There is much work to do if we are going "to make JCPS one of the best urban public school districts in the nation," as Lewis wrote in a statement.
That work must be done by all of us - parents, the community, JCPS and the state.
Let's set aside our differences and put our children first.
The Lexington Herald-Leader on ideology and the work of Legislative Research Commission:
The Republicans who control Kentucky's legislature should quickly explain the "different direction" they have in mind for the director of the Legislative Research Commission and by extension the agency.
The LRC, which serves as the legislature's nonpartisan staff, is too important to become a political spoil or victim of a partisan power grab.
It's troubling then that after deciding not to rehire LRC director David Byerman, Senate President Robert Stivers and House Speaker Pro Tem David Osborne reportedly are opting to install their chiefs of staff as the agency's interim heads. That's what Byerman said in a statement Tuesday morning.

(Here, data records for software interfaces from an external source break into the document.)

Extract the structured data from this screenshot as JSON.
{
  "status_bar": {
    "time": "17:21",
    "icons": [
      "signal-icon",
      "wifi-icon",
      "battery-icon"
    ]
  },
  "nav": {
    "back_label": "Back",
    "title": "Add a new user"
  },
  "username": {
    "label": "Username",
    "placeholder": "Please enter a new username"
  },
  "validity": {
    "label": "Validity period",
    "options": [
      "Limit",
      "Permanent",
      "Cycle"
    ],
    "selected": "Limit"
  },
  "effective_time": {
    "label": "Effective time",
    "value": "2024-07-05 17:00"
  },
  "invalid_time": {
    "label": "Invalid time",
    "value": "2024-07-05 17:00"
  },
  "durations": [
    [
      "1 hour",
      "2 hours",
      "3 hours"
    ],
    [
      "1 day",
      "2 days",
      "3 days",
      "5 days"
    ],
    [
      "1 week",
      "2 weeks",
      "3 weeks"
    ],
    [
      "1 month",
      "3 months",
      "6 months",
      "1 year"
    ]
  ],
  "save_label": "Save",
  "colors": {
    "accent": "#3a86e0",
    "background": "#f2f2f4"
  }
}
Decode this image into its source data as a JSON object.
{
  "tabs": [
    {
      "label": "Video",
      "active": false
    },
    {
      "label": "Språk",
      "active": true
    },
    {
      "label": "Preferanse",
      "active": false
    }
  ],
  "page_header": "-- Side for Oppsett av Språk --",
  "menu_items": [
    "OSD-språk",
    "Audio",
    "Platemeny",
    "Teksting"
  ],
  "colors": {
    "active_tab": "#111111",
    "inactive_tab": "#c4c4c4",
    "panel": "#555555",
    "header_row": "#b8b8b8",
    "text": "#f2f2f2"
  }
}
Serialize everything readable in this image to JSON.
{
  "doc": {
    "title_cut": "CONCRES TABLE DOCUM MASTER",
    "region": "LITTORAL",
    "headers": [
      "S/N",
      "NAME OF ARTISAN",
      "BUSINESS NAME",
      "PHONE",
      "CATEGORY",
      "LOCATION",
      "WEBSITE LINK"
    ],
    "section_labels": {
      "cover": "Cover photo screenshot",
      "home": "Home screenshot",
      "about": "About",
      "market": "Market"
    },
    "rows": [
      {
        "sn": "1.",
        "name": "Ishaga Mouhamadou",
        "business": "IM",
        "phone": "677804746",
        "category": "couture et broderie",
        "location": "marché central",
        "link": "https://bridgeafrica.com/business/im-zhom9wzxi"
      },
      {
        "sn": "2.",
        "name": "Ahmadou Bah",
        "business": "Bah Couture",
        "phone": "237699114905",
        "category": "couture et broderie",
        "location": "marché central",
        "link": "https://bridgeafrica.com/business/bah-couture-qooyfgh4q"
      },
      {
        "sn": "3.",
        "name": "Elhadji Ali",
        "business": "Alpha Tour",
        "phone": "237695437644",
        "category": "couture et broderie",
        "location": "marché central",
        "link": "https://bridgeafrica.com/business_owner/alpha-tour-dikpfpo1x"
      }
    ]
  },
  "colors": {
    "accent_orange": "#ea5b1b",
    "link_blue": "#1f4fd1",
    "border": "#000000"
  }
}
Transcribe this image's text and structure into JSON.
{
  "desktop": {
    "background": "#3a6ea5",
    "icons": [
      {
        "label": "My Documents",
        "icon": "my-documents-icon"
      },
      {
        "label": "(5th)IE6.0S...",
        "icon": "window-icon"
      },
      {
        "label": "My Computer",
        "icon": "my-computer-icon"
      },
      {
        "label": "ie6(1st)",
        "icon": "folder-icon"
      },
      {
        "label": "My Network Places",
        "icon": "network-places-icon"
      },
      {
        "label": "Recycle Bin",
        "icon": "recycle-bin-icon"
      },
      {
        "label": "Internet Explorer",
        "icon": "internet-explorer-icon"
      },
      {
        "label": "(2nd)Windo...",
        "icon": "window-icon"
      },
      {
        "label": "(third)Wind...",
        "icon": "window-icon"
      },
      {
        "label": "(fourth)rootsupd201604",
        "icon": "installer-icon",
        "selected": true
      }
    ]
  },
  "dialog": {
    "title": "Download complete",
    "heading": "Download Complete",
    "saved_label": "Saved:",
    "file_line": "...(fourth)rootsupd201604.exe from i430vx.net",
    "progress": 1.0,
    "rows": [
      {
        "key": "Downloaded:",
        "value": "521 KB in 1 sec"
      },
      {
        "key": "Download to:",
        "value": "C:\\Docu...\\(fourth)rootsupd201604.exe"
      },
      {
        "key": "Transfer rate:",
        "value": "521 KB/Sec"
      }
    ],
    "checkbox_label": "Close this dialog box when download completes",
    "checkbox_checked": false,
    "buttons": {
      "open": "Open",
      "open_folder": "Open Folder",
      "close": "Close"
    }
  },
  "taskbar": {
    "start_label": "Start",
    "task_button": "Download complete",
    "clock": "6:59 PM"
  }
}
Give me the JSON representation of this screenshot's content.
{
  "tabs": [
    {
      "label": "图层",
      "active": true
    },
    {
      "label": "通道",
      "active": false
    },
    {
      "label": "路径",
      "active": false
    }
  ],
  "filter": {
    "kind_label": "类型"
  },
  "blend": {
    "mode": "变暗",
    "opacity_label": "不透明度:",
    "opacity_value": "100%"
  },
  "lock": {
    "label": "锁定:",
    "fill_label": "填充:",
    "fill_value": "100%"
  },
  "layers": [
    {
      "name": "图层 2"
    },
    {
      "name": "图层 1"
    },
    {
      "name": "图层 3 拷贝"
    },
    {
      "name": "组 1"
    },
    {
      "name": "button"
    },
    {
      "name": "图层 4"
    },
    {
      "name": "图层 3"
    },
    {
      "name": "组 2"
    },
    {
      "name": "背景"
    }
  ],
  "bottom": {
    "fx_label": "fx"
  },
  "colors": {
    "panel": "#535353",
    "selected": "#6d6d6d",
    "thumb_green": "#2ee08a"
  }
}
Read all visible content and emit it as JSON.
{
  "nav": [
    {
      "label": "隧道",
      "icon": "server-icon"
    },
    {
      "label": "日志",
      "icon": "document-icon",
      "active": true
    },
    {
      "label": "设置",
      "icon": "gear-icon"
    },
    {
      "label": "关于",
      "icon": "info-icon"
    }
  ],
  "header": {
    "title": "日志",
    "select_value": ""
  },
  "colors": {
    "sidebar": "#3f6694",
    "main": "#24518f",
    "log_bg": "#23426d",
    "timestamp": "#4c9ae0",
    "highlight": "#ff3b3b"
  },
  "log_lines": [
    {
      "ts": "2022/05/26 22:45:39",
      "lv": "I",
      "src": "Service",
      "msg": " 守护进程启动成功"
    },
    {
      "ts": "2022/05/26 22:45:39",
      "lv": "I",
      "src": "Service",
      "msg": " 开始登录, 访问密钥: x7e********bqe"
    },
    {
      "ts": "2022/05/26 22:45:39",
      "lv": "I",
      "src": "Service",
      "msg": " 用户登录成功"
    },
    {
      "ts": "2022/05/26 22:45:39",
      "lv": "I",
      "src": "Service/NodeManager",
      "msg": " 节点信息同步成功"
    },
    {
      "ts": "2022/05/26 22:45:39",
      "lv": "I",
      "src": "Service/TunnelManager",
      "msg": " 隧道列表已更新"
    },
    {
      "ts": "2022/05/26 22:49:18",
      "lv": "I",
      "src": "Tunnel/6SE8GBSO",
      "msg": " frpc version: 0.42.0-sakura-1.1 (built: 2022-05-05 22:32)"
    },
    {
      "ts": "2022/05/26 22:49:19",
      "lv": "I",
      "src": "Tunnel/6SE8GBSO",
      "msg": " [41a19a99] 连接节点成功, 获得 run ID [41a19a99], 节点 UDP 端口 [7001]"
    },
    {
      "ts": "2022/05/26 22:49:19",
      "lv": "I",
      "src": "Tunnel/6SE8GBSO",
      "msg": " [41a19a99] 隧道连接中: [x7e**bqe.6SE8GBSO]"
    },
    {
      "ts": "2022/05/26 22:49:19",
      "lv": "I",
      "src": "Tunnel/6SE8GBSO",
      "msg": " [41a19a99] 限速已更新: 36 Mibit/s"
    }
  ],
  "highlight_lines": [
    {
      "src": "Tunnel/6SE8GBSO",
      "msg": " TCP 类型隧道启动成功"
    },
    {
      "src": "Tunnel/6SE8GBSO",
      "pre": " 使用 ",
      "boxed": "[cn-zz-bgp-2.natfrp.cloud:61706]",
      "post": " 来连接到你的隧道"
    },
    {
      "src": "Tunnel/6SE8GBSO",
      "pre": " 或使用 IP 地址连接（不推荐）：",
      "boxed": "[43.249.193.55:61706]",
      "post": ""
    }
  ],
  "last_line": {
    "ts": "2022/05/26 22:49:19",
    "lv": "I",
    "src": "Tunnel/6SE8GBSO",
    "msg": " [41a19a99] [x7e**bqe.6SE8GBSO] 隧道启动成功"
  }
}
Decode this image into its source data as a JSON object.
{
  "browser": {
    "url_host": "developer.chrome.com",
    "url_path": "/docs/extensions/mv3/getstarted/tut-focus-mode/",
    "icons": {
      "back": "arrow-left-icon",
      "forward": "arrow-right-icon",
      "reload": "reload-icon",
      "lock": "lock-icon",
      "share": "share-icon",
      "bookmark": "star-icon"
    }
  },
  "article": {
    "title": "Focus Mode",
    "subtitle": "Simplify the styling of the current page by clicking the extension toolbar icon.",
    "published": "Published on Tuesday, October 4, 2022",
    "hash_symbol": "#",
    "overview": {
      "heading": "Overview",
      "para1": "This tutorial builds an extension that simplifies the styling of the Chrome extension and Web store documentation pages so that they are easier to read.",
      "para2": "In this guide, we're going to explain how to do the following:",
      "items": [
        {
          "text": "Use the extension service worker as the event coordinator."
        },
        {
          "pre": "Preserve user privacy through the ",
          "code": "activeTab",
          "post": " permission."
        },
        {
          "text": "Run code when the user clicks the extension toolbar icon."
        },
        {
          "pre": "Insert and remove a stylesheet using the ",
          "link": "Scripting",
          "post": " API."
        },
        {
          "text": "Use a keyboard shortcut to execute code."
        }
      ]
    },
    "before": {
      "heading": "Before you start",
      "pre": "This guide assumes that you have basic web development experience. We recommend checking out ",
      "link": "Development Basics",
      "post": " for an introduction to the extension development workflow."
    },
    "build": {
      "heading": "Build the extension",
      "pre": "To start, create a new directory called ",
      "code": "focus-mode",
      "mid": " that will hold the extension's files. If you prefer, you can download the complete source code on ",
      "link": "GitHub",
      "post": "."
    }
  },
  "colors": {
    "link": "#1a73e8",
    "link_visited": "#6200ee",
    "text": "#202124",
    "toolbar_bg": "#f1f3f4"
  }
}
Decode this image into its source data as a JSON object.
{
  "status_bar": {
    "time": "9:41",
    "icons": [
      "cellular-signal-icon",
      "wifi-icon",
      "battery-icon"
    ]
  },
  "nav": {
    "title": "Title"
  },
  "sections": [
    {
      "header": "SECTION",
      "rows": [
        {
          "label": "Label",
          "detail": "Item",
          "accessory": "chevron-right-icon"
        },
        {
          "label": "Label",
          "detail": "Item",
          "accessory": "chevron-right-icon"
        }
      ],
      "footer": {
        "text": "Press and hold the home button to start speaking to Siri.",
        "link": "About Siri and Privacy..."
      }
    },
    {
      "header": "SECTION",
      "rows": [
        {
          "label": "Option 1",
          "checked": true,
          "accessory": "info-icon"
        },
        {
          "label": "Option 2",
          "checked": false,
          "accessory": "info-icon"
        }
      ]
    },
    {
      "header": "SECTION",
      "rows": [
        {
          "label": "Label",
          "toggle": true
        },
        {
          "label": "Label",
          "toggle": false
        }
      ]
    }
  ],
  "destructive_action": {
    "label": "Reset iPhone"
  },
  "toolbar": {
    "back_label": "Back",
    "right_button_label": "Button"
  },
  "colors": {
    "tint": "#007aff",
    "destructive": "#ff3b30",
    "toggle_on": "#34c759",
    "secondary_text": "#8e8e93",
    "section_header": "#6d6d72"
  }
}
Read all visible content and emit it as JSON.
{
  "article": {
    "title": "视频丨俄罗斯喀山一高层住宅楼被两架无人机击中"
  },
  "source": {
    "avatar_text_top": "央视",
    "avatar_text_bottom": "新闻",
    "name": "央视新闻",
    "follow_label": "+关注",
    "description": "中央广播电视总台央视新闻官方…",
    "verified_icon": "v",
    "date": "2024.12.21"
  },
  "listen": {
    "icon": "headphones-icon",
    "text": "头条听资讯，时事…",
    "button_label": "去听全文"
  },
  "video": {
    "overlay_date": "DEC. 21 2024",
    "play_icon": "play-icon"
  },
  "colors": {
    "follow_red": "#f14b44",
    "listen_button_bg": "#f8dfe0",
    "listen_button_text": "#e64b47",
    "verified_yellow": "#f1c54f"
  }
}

By late afternoon Tuesday, Stivers and Osborne released a statement saying, well, not much. They wished Byerman "the best of luck" and said "it has always been our policy not to publicly discuss personnel decisions."
The LRC's full-time staff includes 325 nonpartisan employees and 47 partisan employees who work in leadership offices. The chiefs of staff — Becky Harilson in the Senate and David Floyd in the House — are very much part of the partisan contingent.
The LRC's nonpartisan character is also its greatest strength, the reason it's trusted to provide objective, unbiased research and input.
Stivers and Osborne should appoint a nonpartisan staffer to serve as interim director, as legislative leaders did in 2013 after the abrupt retirement of Bobby Sherman in the wake of a sexual harassment scandal.
When the interim director, Marcia Seiler, retired in July 2015, then-speaker Greg Stumbo, a Democrat, and Stivers, a Republican, put their chiefs of staff in charge of the LRC for the two months before Byerman became director.
Stivers and Osborne will no doubt cite that decision as precedent. But a bipartisan leadership team, as was briefly the case in 2015, is very different than putting the agency under the control of a single party.
Byerman said Stivers and Osborne assured him the decision not to renew his contract was not a reflection on his job performance but that they wanted to take the office "in a different direction."
Democratic Party Chairman Ben Self quickly decried the move to replace Byerman with "partisan staff" and said that the firing is "an obvious move to fully politicize the Legislative Research Commission" shortly before an election.
We hope Self is wrong, though we worry most about the long-term effects. It would be a big mistake to impose any partisan ideology on the LRC's work.